After the horse has bolted: covid-19 and fraud prevention
Thomas Cattee considers how the covid-19 bounce back loan scheme may have been subject to fraud
News that up to £17bn of over £47bn credit provided through covid-19 related loans will not be repaid makes for depressing reading. Further reports that as much as £4.9bn of the credit was taken by fraudsters will be angrily received, not least by those who had to tighten the purse strings over Christmas. Anti-fraud measures were implemented late and appear to have been under-resourced and inadequate. Rectifying this should now be a priority, such that individuals that have abused this scheme should now fear focused investigation and, where appropriate, prosecution efforts. However, are there the resources to do so properly?

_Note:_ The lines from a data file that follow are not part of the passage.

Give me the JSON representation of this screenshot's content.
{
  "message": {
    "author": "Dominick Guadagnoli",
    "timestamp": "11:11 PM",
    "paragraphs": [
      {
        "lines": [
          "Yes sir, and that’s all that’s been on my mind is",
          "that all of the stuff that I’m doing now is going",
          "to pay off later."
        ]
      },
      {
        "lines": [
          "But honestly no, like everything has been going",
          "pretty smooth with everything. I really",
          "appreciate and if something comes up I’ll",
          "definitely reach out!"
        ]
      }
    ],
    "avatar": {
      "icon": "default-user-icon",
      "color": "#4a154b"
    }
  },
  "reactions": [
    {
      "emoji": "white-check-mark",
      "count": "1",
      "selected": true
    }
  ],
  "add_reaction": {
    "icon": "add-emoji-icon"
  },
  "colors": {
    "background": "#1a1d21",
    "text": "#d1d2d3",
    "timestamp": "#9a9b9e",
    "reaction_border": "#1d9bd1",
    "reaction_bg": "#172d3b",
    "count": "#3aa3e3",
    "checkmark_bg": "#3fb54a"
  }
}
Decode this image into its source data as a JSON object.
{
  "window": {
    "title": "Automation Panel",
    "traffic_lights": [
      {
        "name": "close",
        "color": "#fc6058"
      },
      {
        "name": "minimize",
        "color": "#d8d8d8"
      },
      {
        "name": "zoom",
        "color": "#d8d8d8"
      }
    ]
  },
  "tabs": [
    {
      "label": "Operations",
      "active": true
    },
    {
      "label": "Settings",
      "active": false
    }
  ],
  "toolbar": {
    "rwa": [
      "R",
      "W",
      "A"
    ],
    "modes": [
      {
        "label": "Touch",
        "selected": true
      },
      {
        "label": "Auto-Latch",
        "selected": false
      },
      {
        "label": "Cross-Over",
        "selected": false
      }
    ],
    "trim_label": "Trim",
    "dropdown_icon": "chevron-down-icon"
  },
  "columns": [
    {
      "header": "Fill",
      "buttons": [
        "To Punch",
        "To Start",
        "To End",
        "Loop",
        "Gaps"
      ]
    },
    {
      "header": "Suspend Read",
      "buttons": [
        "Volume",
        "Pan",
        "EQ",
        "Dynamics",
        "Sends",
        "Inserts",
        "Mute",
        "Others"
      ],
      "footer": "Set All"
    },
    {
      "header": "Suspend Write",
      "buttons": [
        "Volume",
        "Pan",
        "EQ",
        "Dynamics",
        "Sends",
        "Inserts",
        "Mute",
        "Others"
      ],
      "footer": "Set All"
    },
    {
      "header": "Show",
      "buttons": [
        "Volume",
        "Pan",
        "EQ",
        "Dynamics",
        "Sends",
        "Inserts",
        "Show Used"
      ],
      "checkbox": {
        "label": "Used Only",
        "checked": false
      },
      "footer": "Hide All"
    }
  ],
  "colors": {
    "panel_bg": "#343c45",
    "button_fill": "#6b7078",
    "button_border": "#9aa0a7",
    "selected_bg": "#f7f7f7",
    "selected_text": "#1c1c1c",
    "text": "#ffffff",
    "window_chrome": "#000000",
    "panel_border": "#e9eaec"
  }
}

As part of the covid-19 emergency lending program, the Bounce Back Loan scheme (BBL), the Government loaned £47bn to small businesses. However, it is now reported a significant portion is not expected to be repaid – and further, a sizeable chunk, 11 per cent at some reports, has been lost to fraud.
Of course, it was right one of the immediate priorities following the covid-19pandemic was to ensure business continuity and prevent the collapse of small businesses. However, was this prioritised at the expense of implementing inadequate fraud measures, or are inadequate measures indicative of a wider issue? The situation is not helped by reported accompanied issues with an underfunded criminal justice system. Indeed, these multiple symptoms would suggest a wider problem.
A report from the National Audit Office (NAO) concludes : “Counter-fraud activity for the Bounce Back Loan scheme was implemented too slowly to be effective and the government’s activity to limit taxpayers exposure to fraudulent loans is in adequate”.
Indeed, the scheme has faced numerous criticisms, including having limited verification, and no credit checks on borrowers, which made it vulnerable to fraud and losses. Although lenders were expected to be the first line of defence and conduct due diligence, there were apparently limited commercial incentives (indeed, lenders themselves could recover overdue loans). Further, some counter fraud measures, such as duplication checks, were introduced late and all other counter-fraud measures were implemented after September 2020.
Enhanced investigation efforts
The late implementation of counter-fraud measures shows a clear case of closing the stable door following the horse bolting. Going forwards, while specific areas of improvement have been on identification, quantification and recovery of fraudulent loans, it is primarily worth noting efforts appear to be focused on organised crime rather than, for example, overstatement of turnover by a specific percentage. Therefore, some fraudulent activity will undoubtably have slipped through the stable door.
There have been some practical steps taken. Indeed the first arrests took place in October 2020 and more arrests have followed. Further, a HMRC taskforce has been created staffed by more than 1000 employees. Finally, the Insolvency Service will be granted powers to investigate cases following the dissolution of a company.
However, as the NAO notes, enforcement agencies have limited capacity to investigate, prosecute and recover large-scale fraud. This is partly down to resources. Further reliance is placed on the National Investigation Service (NIS) for allegations of fraud over a certain value and where there is evidence of organised crime. Again, due to limited resources, the NIS has capability to work on only 50 cases. However, this is out of 2,000 intelligence reports received each year.
There will undoubtably be companies that took the loans honestly, and for whatever reason, are not currently able to make the repayments. There will also be companies that may have made misrepresentations, whether on the spur of the moment, or motivated through desperation. Finally, there will be situations where the companies themselves have been set up for the specific purpose of fraud. Due to lack of resources, measures which should have been implemented to weed out the latter have clearly been lacking. For the same reason, adequate investigations and prosecutions currently look unlikely. Rectifying the situation will not be an easy task and will be made the more difficult by the state of the court system, which is reportedly creaking at the seams. Some of the issues here are, without doubt, partly symptomatic of a larger resource problem – and until this is addressed, there is an increased risk money will continue to end up in the wrong hands.
Thomas Cattee is head of white-collar crime at Gherson Solicitors gherson.com